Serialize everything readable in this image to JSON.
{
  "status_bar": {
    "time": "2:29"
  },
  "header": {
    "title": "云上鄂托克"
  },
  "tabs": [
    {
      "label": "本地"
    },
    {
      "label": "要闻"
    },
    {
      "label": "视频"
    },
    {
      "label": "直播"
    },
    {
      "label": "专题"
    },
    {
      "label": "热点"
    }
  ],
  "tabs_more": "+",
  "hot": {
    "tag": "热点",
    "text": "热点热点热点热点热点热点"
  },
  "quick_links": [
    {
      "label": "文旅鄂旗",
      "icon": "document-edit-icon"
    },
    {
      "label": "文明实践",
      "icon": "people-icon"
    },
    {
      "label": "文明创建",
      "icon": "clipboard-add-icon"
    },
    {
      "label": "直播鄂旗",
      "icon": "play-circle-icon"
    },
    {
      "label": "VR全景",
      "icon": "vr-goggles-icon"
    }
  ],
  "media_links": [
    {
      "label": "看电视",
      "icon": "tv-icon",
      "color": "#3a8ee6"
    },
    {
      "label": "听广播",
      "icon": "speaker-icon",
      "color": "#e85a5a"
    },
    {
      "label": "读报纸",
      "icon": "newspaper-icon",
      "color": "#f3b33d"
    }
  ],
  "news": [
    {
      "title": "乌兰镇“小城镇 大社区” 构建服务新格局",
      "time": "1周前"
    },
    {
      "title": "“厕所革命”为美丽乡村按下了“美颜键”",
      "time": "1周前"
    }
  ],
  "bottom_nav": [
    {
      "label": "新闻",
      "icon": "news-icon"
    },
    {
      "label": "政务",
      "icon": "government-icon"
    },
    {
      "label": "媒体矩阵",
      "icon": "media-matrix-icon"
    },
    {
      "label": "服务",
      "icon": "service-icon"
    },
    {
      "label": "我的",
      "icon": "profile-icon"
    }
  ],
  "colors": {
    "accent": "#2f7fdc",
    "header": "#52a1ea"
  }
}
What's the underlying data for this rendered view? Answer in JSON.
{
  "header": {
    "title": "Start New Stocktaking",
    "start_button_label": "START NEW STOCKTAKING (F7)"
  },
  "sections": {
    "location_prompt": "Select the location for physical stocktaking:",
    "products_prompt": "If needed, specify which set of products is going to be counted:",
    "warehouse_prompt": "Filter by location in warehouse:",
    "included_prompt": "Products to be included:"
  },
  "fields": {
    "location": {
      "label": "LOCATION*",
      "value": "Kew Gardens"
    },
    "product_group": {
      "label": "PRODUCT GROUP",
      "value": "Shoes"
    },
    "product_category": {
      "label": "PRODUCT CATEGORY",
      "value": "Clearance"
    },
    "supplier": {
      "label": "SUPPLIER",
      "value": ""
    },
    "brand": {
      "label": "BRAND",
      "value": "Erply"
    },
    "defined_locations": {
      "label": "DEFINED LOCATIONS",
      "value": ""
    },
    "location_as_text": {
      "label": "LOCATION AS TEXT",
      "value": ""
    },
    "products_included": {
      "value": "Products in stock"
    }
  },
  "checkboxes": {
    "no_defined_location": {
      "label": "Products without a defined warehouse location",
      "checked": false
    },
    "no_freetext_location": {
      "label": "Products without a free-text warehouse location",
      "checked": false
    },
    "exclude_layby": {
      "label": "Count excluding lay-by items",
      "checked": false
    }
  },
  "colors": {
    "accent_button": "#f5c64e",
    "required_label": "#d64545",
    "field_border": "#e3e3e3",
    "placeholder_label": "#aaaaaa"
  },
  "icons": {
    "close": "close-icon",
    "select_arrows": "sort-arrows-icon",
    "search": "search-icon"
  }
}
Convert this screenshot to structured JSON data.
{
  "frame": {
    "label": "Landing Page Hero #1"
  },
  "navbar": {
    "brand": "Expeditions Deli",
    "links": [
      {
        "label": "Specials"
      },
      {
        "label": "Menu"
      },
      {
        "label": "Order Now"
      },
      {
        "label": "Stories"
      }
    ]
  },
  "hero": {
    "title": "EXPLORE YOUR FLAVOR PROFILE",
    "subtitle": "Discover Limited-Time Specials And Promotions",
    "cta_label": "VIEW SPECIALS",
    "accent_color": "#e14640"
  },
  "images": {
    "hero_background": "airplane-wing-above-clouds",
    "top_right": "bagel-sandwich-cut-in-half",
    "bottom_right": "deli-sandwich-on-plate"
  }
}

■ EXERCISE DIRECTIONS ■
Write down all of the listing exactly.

■ SOLUTION TO THIS EXERCISE ■
Serialize everything readable in this image to JSON.
{
  "status_bar": {
    "time": "2:29"
  },
  "header": {
    "title": "云上鄂托克"
  },
  "tabs": [
    {
      "label": "本地"
    },
    {
      "label": "要闻"
    },
    {
      "label": "视频"
    },
    {
      "label": "直播"
    },
    {
      "label": "专题"
    },
    {
      "label": "热点"
    }
  ],
  "tabs_more": "+",
  "hot": {
    "tag": "热点",
    "text": "热点热点热点热点热点热点"
  },
  "quick_links": [
    {
      "label": "文旅鄂旗",
      "icon": "document-edit-icon"
    },
    {
      "label": "文明实践",
      "icon": "people-icon"
    },
    {
      "label": "文明创建",
      "icon": "clipboard-add-icon"
    },
    {
      "label": "直播鄂旗",
      "icon": "play-circle-icon"
    },
    {
      "label": "VR全景",
      "icon": "vr-goggles-icon"
    }
  ],
  "media_links": [
    {
      "label": "看电视",
      "icon": "tv-icon",
      "color": "#3a8ee6"
    },
    {
      "label": "听广播",
      "icon": "speaker-icon",
      "color": "#e85a5a"
    },
    {
      "label": "读报纸",
      "icon": "newspaper-icon",
      "color": "#f3b33d"
    }
  ],
  "news": [
    {
      "title": "乌兰镇“小城镇 大社区” 构建服务新格局",
      "time": "1周前"
    },
    {
      "title": "“厕所革命”为美丽乡村按下了“美颜键”",
      "time": "1周前"
    }
  ],
  "bottom_nav": [
    {
      "label": "新闻",
      "icon": "news-icon"
    },
    {
      "label": "政务",
      "icon": "government-icon"
    },
    {
      "label": "媒体矩阵",
      "icon": "media-matrix-icon"
    },
    {
      "label": "服务",
      "icon": "service-icon"
    },
    {
      "label": "我的",
      "icon": "profile-icon"
    }
  ],
  "colors": {
    "accent": "#2f7fdc",
    "header": "#52a1ea"
  }
}
What's the underlying data for this rendered view? Answer in JSON.
{
  "header": {
    "title": "Start New Stocktaking",
    "start_button_label": "START NEW STOCKTAKING (F7)"
  },
  "sections": {
    "location_prompt": "Select the location for physical stocktaking:",
    "products_prompt": "If needed, specify which set of products is going to be counted:",
    "warehouse_prompt": "Filter by location in warehouse:",
    "included_prompt": "Products to be included:"
  },
  "fields": {
    "location": {
      "label": "LOCATION*",
      "value": "Kew Gardens"
    },
    "product_group": {
      "label": "PRODUCT GROUP",
      "value": "Shoes"
    },
    "product_category": {
      "label": "PRODUCT CATEGORY",
      "value": "Clearance"
    },
    "supplier": {
      "label": "SUPPLIER",
      "value": ""
    },
    "brand": {
      "label": "BRAND",
      "value": "Erply"
    },
    "defined_locations": {
      "label": "DEFINED LOCATIONS",
      "value": ""
    },
    "location_as_text": {
      "label": "LOCATION AS TEXT",
      "value": ""
    },
    "products_included": {
      "value": "Products in stock"
    }
  },
  "checkboxes": {
    "no_defined_location": {
      "label": "Products without a defined warehouse location",
      "checked": false
    },
    "no_freetext_location": {
      "label": "Products without a free-text warehouse location",
      "checked": false
    },
    "exclude_layby": {
      "label": "Count excluding lay-by items",
      "checked": false
    }
  },
  "colors": {
    "accent_button": "#f5c64e",
    "required_label": "#d64545",
    "field_border": "#e3e3e3",
    "placeholder_label": "#aaaaaa"
  },
  "icons": {
    "close": "close-icon",
    "select_arrows": "sort-arrows-icon",
    "search": "search-icon"
  }
}
Convert this screenshot to structured JSON data.
{
  "frame": {
    "label": "Landing Page Hero #1"
  },
  "navbar": {
    "brand": "Expeditions Deli",
    "links": [
      {
        "label": "Specials"
      },
      {
        "label": "Menu"
      },
      {
        "label": "Order Now"
      },
      {
        "label": "Stories"
      }
    ]
  },
  "hero": {
    "title": "EXPLORE YOUR FLAVOR PROFILE",
    "subtitle": "Discover Limited-Time Specials And Promotions",
    "cta_label": "VIEW SPECIALS",
    "accent_color": "#e14640"
  },
  "images": {
    "hero_background": "airplane-wing-above-clouds",
    "top_right": "bagel-sandwich-cut-in-half",
    "bottom_right": "deli-sandwich-on-plate"
  }
}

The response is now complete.